But who, at this late hour, wanted to be the deciding vote against the bill? The process of bringing another major piece of relief legislation has been a game of chicken in which both cars abruptly hit their brakes at the last possible moment, when all the spectators had turned their heads. As far as Republicans are concerned, they took a bold stand on behalf of fiscal responsibility by nickel and diming the American people; Democrats, meanwhile, have made a bold investment in this country's economic future by earmarking millions of the dollars for the Kennedy Center, which laid off 20 staff members at the National Symphony Orchestra the last time it received bailout funds. Everyone's a winner.

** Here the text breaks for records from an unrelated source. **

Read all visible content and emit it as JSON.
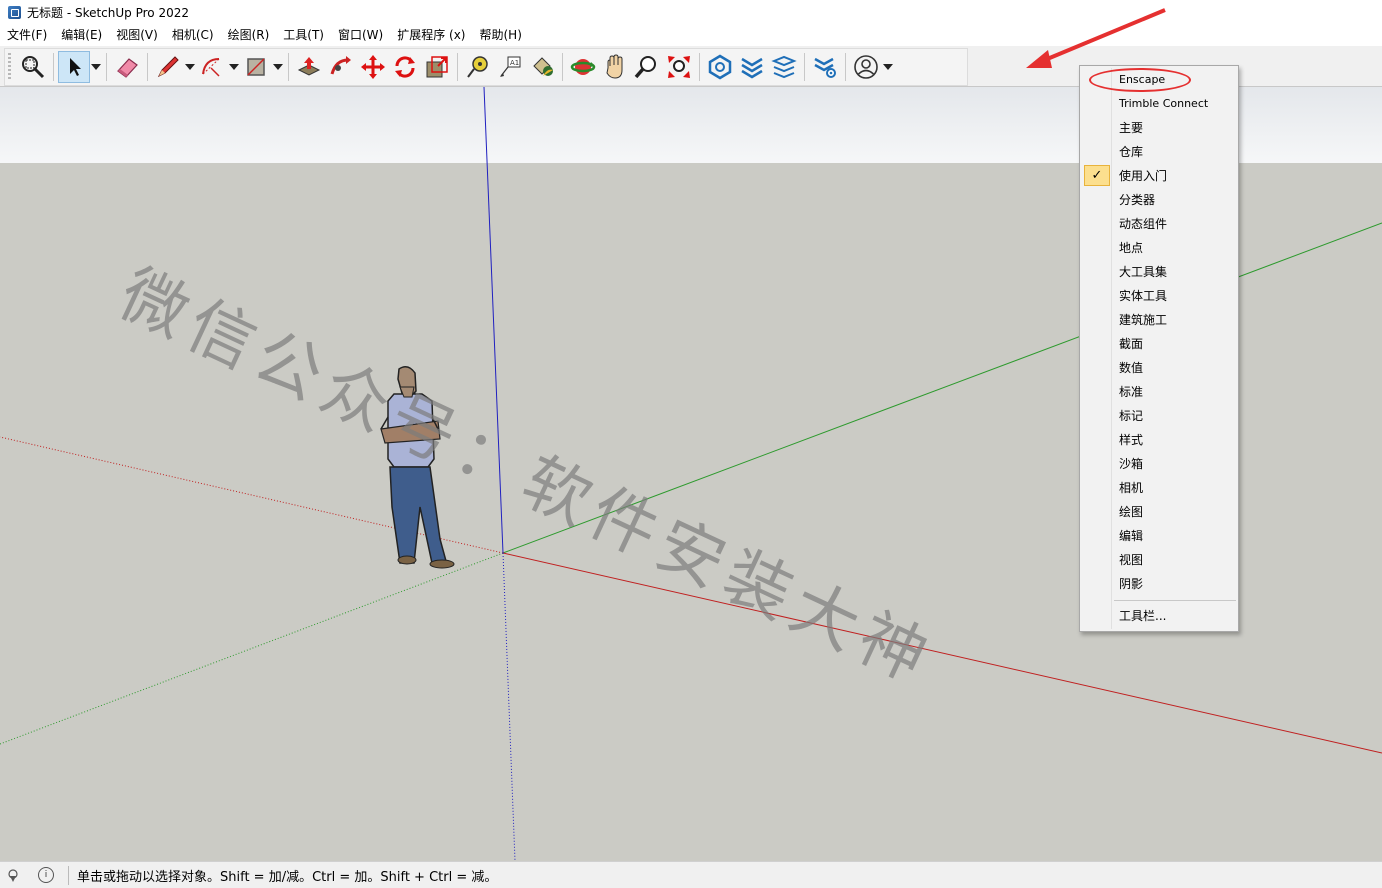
{
  "window": {
    "title": "无标题 - SketchUp Pro 2022"
  },
  "menubar": {
    "items": [
      "文件(F)",
      "编辑(E)",
      "视图(V)",
      "相机(C)",
      "绘图(R)",
      "工具(T)",
      "窗口(W)",
      "扩展程序 (x)",
      "帮助(H)"
    ]
  },
  "toolbar": {
    "icons": [
      "zoom-window-icon",
      "select-icon",
      "eraser-icon",
      "line-tool-icon",
      "arc-tool-icon",
      "rectangle-tool-icon",
      "push-pull-icon",
      "follow-me-icon",
      "move-icon",
      "rotate-icon",
      "scale-icon",
      "tape-measure-icon",
      "text-tool-icon",
      "paint-bucket-icon",
      "orbit-icon",
      "pan-icon",
      "zoom-icon",
      "zoom-extents-icon",
      "enscape-start-icon",
      "enscape-sync-icon",
      "enscape-views-icon",
      "enscape-settings-icon",
      "account-icon"
    ]
  },
  "context_menu": {
    "items": [
      {
        "label": "Enscape",
        "checked": false
      },
      {
        "label": "Trimble Connect",
        "checked": false
      },
      {
        "label": "主要",
        "checked": false
      },
      {
        "label": "仓库",
        "checked": false
      },
      {
        "label": "使用入门",
        "checked": true
      },
      {
        "label": "分类器",
        "checked": false
      },
      {
        "label": "动态组件",
        "checked": false
      },
      {
        "label": "地点",
        "checked": false
      },
      {
        "label": "大工具集",
        "checked": false
      },
      {
        "label": "实体工具",
        "checked": false
      },
      {
        "label": "建筑施工",
        "checked": false
      },
      {
        "label": "截面",
        "checked": false
      },
      {
        "label": "数值",
        "checked": false
      },
      {
        "label": "标准",
        "checked": false
      },
      {
        "label": "标记",
        "checked": false
      },
      {
        "label": "样式",
        "checked": false
      },
      {
        "label": "沙箱",
        "checked": false
      },
      {
        "label": "相机",
        "checked": false
      },
      {
        "label": "绘图",
        "checked": false
      },
      {
        "label": "编辑",
        "checked": false
      },
      {
        "label": "视图",
        "checked": false
      },
      {
        "label": "阴影",
        "checked": false
      }
    ],
    "footer_label": "工具栏...",
    "check_glyph": "✓"
  },
  "watermark": {
    "text": "微信公众号：软件安装大神"
  },
  "statusbar": {
    "info_glyph": "i",
    "hint_text": "单击或拖动以选择对象。Shift = 加/减。Ctrl = 加。Shift + Ctrl = 减。"
  },
  "colors": {
    "sky_top": "#e4e7eb",
    "sky_bottom": "#f6f7f8",
    "ground": "#cbcbc5",
    "axis_red": "#c02020",
    "axis_green": "#2d9a2d",
    "axis_blue": "#2020c0",
    "annotation_red": "#e53030",
    "check_bg": "#fcdf8e"
  }
}
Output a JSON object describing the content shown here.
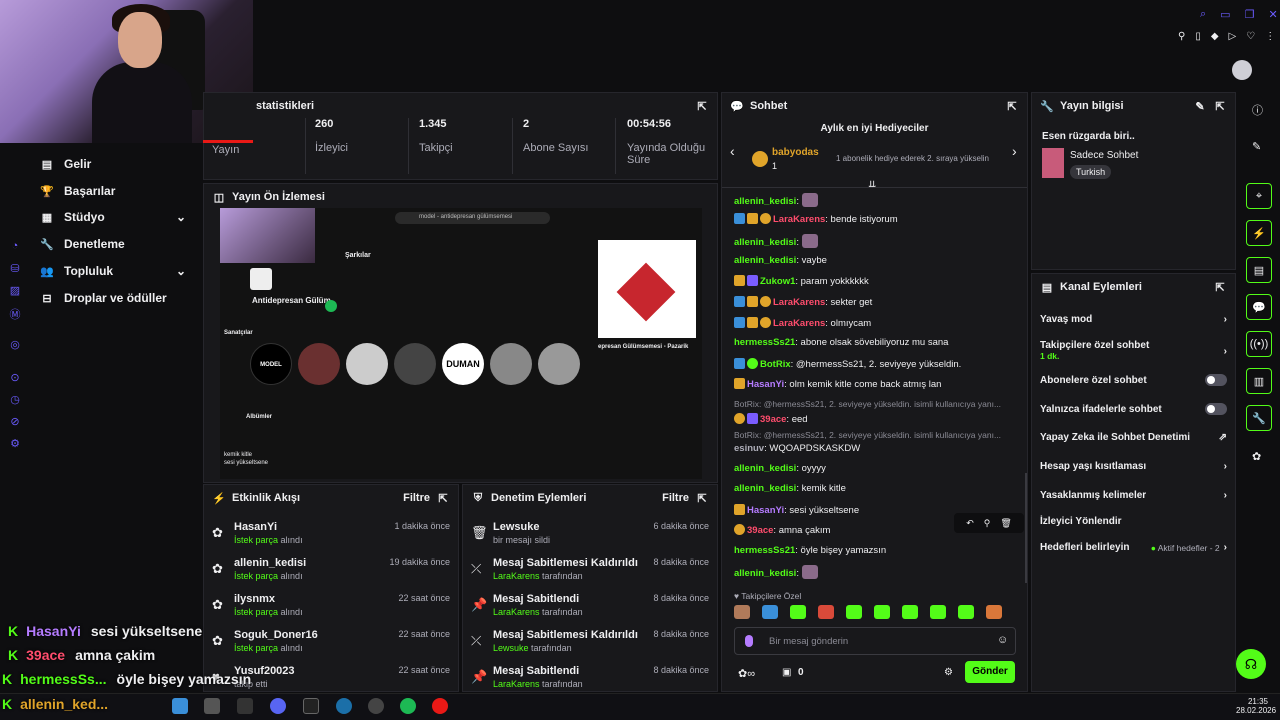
{
  "window_icons": [
    "search-icon",
    "minimize-icon",
    "maximize-icon",
    "close-icon"
  ],
  "nav": {
    "items": [
      {
        "label": "Gelir",
        "icon": "wallet-icon"
      },
      {
        "label": "Başarılar",
        "icon": "trophy-icon"
      },
      {
        "label": "Stüdyo",
        "icon": "studio-icon"
      },
      {
        "label": "Denetleme",
        "icon": "wrench-icon"
      },
      {
        "label": "Topluluk",
        "icon": "community-icon"
      },
      {
        "label": "Droplar ve ödüller",
        "icon": "gift-icon"
      }
    ]
  },
  "stats": {
    "title": "statistikleri",
    "items": [
      {
        "value": "",
        "label": "Yayın"
      },
      {
        "value": "260",
        "label": "İzleyici"
      },
      {
        "value": "1.345",
        "label": "Takipçi"
      },
      {
        "value": "2",
        "label": "Abone Sayısı"
      },
      {
        "value": "00:54:56",
        "label": "Yayında Olduğu Süre"
      }
    ]
  },
  "preview": {
    "title": "Yayın Ön İzlemesi",
    "inner_search": "model - antidepresan gülümsemesi",
    "inner_title": "Antidepresan Gülüm",
    "inner_section1": "Şarkılar",
    "inner_section2": "Sanatçılar",
    "inner_section3": "Albümler",
    "inner_artist": "DUMAN",
    "inner_album": "MODEL",
    "inner_now": "epresan Gülümsemesi - Pazarik",
    "inner_chat1": "kemik kitle",
    "inner_chat2": "sesi yükseltsene"
  },
  "events": {
    "title": "Etkinlik Akışı",
    "filter": "Filtre",
    "rows": [
      {
        "name": "HasanYi",
        "tag": "İstek parça",
        "sub": "alındı",
        "time": "1 dakika önce"
      },
      {
        "name": "allenin_kedisi",
        "tag": "İstek parça",
        "sub": "alındı",
        "time": "19 dakika önce"
      },
      {
        "name": "ilysnmx",
        "tag": "İstek parça",
        "sub": "alındı",
        "time": "22 saat önce"
      },
      {
        "name": "Soguk_Doner16",
        "tag": "İstek parça",
        "sub": "alındı",
        "time": "22 saat önce"
      },
      {
        "name": "Yusuf20023",
        "tag": "",
        "sub": "takip etti",
        "time": "22 saat önce"
      }
    ]
  },
  "modlog": {
    "title": "Denetim Eylemleri",
    "filter": "Filtre",
    "rows": [
      {
        "name": "Lewsuke",
        "tag": "",
        "sub": "bir mesajı sildi",
        "time": "6 dakika önce"
      },
      {
        "name": "Mesaj Sabitlemesi Kaldırıldı",
        "tag": "LaraKarens",
        "sub": "tarafından",
        "time": "8 dakika önce"
      },
      {
        "name": "Mesaj Sabitlendi",
        "tag": "LaraKarens",
        "sub": "tarafından",
        "time": "8 dakika önce"
      },
      {
        "name": "Mesaj Sabitlemesi Kaldırıldı",
        "tag": "Lewsuke",
        "sub": "tarafından",
        "time": "8 dakika önce"
      },
      {
        "name": "Mesaj Sabitlendi",
        "tag": "LaraKarens",
        "sub": "tarafından",
        "time": "8 dakika önce"
      }
    ]
  },
  "chat": {
    "title": "Sohbet",
    "gifters_title": "Aylık en iyi Hediyeciler",
    "gifter_name": "babyodas",
    "gifter_count": "1",
    "gifter_hint": "1 abonelik hediye ederek 2. sıraya yükselin",
    "lines": [
      {
        "user": "allenin_kedisi",
        "color": "green",
        "text": ":",
        "emote": true,
        "badges": []
      },
      {
        "user": "LaraKarens",
        "color": "red",
        "text": ": bende istiyorum",
        "emote": false,
        "badges": [
          "blue",
          "gold",
          "round"
        ]
      },
      {
        "user": "allenin_kedisi",
        "color": "green",
        "text": ":",
        "emote": true,
        "badges": []
      },
      {
        "user": "allenin_kedisi",
        "color": "green",
        "text": ": vaybe",
        "emote": false,
        "badges": []
      },
      {
        "user": "Zukow1",
        "color": "green",
        "text": ": param yokkkkkk",
        "emote": false,
        "badges": [
          "gold",
          "purple"
        ]
      },
      {
        "user": "LaraKarens",
        "color": "red",
        "text": ": sekter get",
        "emote": false,
        "badges": [
          "blue",
          "gold",
          "round"
        ]
      },
      {
        "user": "LaraKarens",
        "color": "red",
        "text": ": olmıycam",
        "emote": false,
        "badges": [
          "blue",
          "gold",
          "round"
        ]
      },
      {
        "user": "hermessSs21",
        "color": "green",
        "text": ": abone olsak sövebiliyoruz mu sana",
        "emote": false,
        "badges": []
      },
      {
        "user": "BotRix",
        "color": "green",
        "text": ": @hermessSs21, 2. seviyeye yükseldin.",
        "emote": false,
        "badges": [
          "blue",
          "green"
        ]
      },
      {
        "user": "HasanYi",
        "color": "purple",
        "text": ": olm kemik kitle come back atmış lan",
        "emote": false,
        "badges": [
          "gold"
        ]
      },
      {
        "user": "",
        "color": "sys",
        "text": "BotRix: @hermessSs21, 2. seviyeye yükseldin. isimli kullanıcıya yanı...",
        "emote": false,
        "badges": []
      },
      {
        "user": "39ace",
        "color": "red",
        "text": ": eed",
        "emote": false,
        "badges": [
          "round",
          "purple"
        ]
      },
      {
        "user": "",
        "color": "sys",
        "text": "BotRix: @hermessSs21, 2. seviyeye yükseldin. isimli kullanıcıya yanı...",
        "emote": false,
        "badges": []
      },
      {
        "user": "esinuv",
        "color": "gray",
        "text": ": WQOAPDSKASKDW",
        "emote": false,
        "badges": []
      },
      {
        "user": "allenin_kedisi",
        "color": "green",
        "text": ": oyyyy",
        "emote": false,
        "badges": []
      },
      {
        "user": "allenin_kedisi",
        "color": "green",
        "text": ": kemik kitle",
        "emote": false,
        "badges": []
      },
      {
        "user": "HasanYi",
        "color": "purple",
        "text": ": sesi yükseltsene",
        "emote": false,
        "badges": [
          "gold"
        ]
      },
      {
        "user": "39ace",
        "color": "red",
        "text": ": amna çakım",
        "emote": false,
        "badges": [
          "round"
        ]
      },
      {
        "user": "hermessSs21",
        "color": "green",
        "text": ": öyle bişey yamazsın",
        "emote": false,
        "badges": []
      },
      {
        "user": "allenin_kedisi",
        "color": "green",
        "text": ":",
        "emote": true,
        "badges": []
      }
    ],
    "emote_label": "Takipçilere Özel",
    "input_placeholder": "Bir mesaj gönderin",
    "points": "0",
    "send": "Gönder"
  },
  "streaminfo": {
    "title": "Yayın bilgisi",
    "stream_title": "Esen rüzgarda biri..",
    "category": "Sadece Sohbet",
    "language": "Turkish"
  },
  "actions": {
    "title": "Kanal Eylemleri",
    "items": [
      {
        "label": "Yavaş mod",
        "sub": "",
        "control": "chevron"
      },
      {
        "label": "Takipçilere özel sohbet",
        "sub": "1 dk.",
        "control": "chevron"
      },
      {
        "label": "Abonelere özel sohbet",
        "sub": "",
        "control": "toggle"
      },
      {
        "label": "Yalnızca ifadelerle sohbet",
        "sub": "",
        "control": "toggle"
      },
      {
        "label": "Yapay Zeka ile Sohbet Denetimi",
        "sub": "",
        "control": "external"
      },
      {
        "label": "Hesap yaşı kısıtlaması",
        "sub": "",
        "control": "chevron"
      },
      {
        "label": "Yasaklanmış kelimeler",
        "sub": "",
        "control": "chevron"
      },
      {
        "label": "İzleyici Yönlendir",
        "sub": "",
        "control": "none"
      },
      {
        "label": "Hedefleri belirleyin",
        "sub": "Aktif hedefler - 2",
        "control": "chevron"
      }
    ]
  },
  "overlay": {
    "lines": [
      {
        "user": "HasanYi",
        "text": "sesi yükseltsene",
        "color": "#b57cff"
      },
      {
        "user": "39ace",
        "text": "amna çakim",
        "color": "#ff4d6d"
      },
      {
        "user": "hermessSs...",
        "text": "öyle bişey yamazsın",
        "color": "#53fc18"
      },
      {
        "user": "allenin_ked...",
        "text": "",
        "color": "#e0a42a"
      }
    ]
  },
  "clock": {
    "time": "21:35",
    "date": "28.02.2026"
  },
  "colors": {
    "accent": "#53fc18",
    "panel": "#18181b",
    "bg": "#0e0e10"
  }
}
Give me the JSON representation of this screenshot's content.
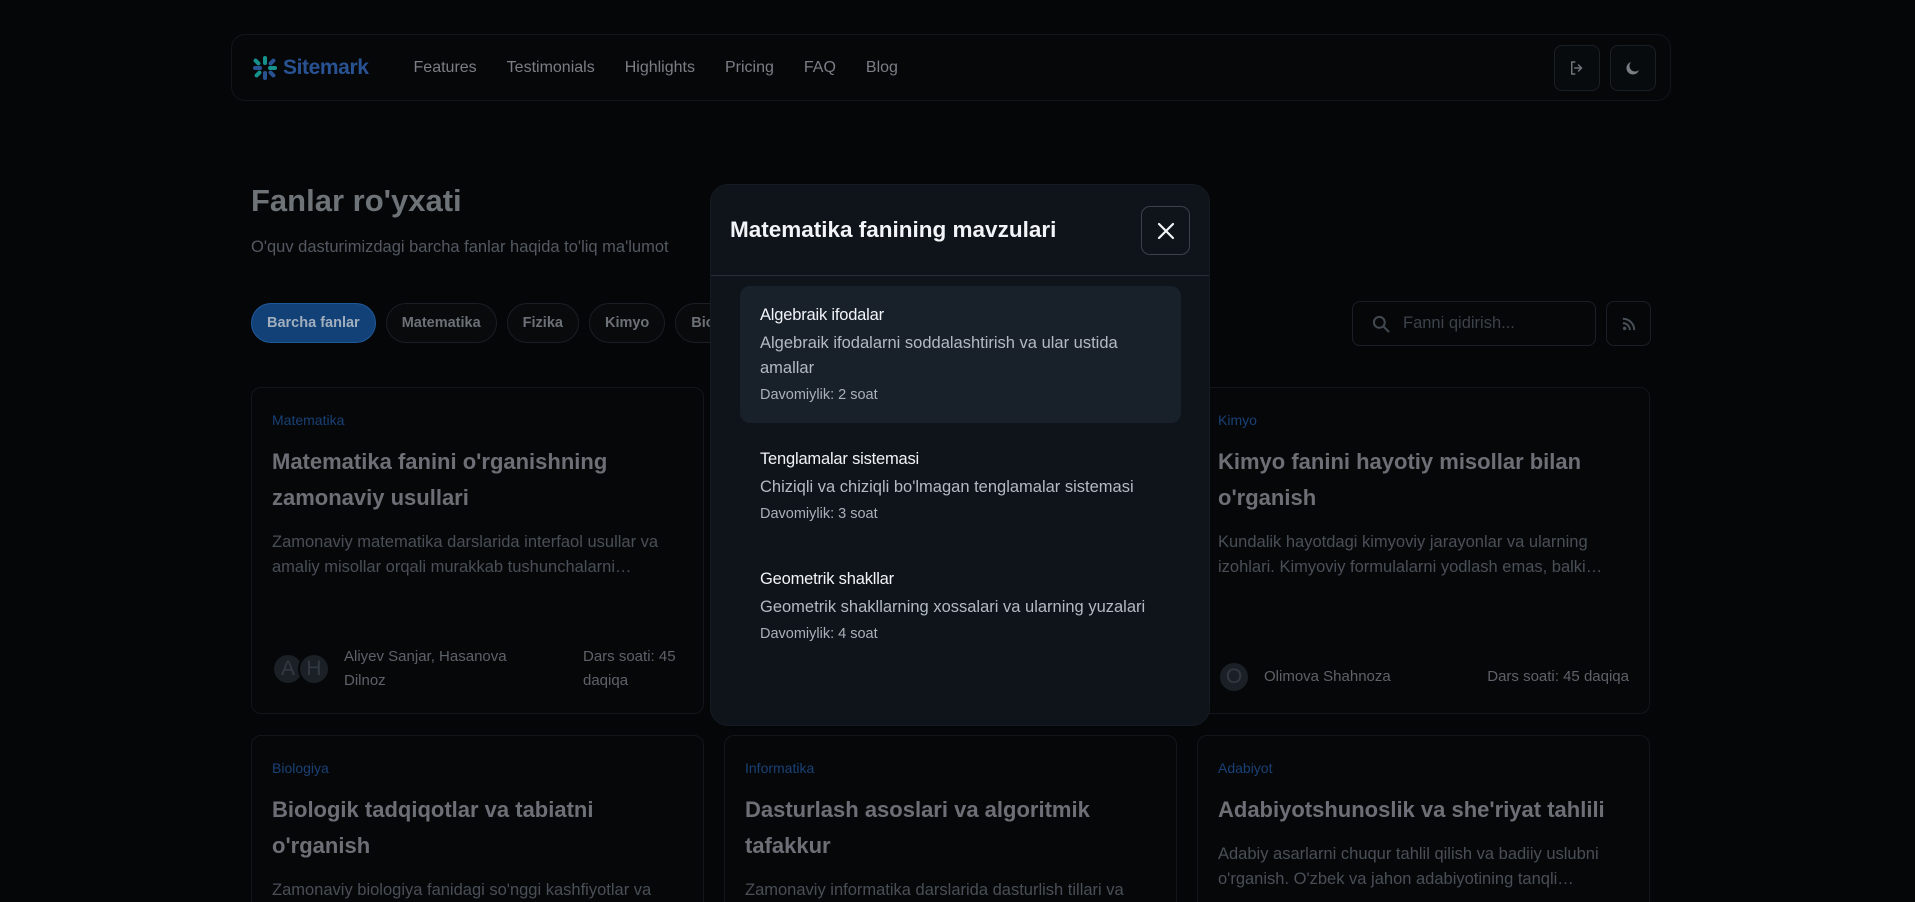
{
  "nav": {
    "brand": "Sitemark",
    "links": [
      "Features",
      "Testimonials",
      "Highlights",
      "Pricing",
      "FAQ",
      "Blog"
    ]
  },
  "header": {
    "title": "Fanlar ro'yxati",
    "subtitle": "O'quv dasturimizdagi barcha fanlar haqida to'liq ma'lumot"
  },
  "filters": [
    "Barcha fanlar",
    "Matematika",
    "Fizika",
    "Kimyo",
    "Bio"
  ],
  "search": {
    "placeholder": "Fanni qidirish..."
  },
  "cards": [
    {
      "category": "Matematika",
      "title": "Matematika fanini o'rganishning zamonaviy usullari",
      "description": "Zamonaviy matematika darslarida interfaol usullar va amaliy misollar orqali murakkab tushunchalarni…",
      "avatars": [
        "A",
        "H"
      ],
      "authors": "Aliyev Sanjar, Hasanova Dilnoz",
      "hours": "Dars soati: 45 daqiqa"
    },
    {
      "category": "Kimyo",
      "title": "Kimyo fanini hayotiy misollar bilan o'rganish",
      "description": "Kundalik hayotdagi kimyoviy jarayonlar va ularning izohlari. Kimyoviy formulalarni yodlash emas, balki…",
      "avatars": [
        "O"
      ],
      "authors": "Olimova Shahnoza",
      "hours": "Dars soati: 45 daqiqa"
    },
    {
      "category": "Biologiya",
      "title": "Biologik tadqiqotlar va tabiatni o'rganish",
      "description": "Zamonaviy biologiya fanidagi so'nggi kashfiyotlar va"
    },
    {
      "category": "Informatika",
      "title": "Dasturlash asoslari va algoritmik tafakkur",
      "description": "Zamonaviy informatika darslarida dasturlish tillari va"
    },
    {
      "category": "Adabiyot",
      "title": "Adabiyotshunoslik va she'riyat tahlili",
      "description": "Adabiy asarlarni chuqur tahlil qilish va badiiy uslubni o'rganish. O'zbek va jahon adabiyotining tanqli…"
    }
  ],
  "modal": {
    "title": "Matematika fanining mavzulari",
    "topics": [
      {
        "name": "Algebraik ifodalar",
        "description": "Algebraik ifodalarni soddalashtirish va ular ustida amallar",
        "duration": "Davomiylik: 2 soat"
      },
      {
        "name": "Tenglamalar sistemasi",
        "description": "Chiziqli va chiziqli bo'lmagan tenglamalar sistemasi",
        "duration": "Davomiylik: 3 soat"
      },
      {
        "name": "Geometrik shakllar",
        "description": "Geometrik shakllarning xossalari va ularning yuzalari",
        "duration": "Davomiylik: 4 soat"
      }
    ]
  },
  "colors": {
    "background": "#060708",
    "accent": "#144a88",
    "brand": "#2f5ea8",
    "modal": "#0f141a"
  }
}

Which is exactly why this legislation was always going to be bad. Republicans, for utterly mysterious reasons bound up in their supreme indifference to Trump's fate in this year's presidential election, were never going to get behind another major stimulus bill that did not provide things like the massive tax break for corporate meal expenses in the present one. Democrats meanwhile were unwilling to accept anything offering liability protection to businesses that would get in the way of the inevitable feeding frenzy for trial lawyers that everyone expects in the coming months and years. And both parties understood that anything likely to be passed by the Senate in the dead of night on the eve of the congressional Christmas holiday would be a perfect opportunity for other pet projects.
The stimulus bill, which President Trump is likely to sign into law immediately, is the worst of both worlds, what some of us still politely refer to as "bipartisan."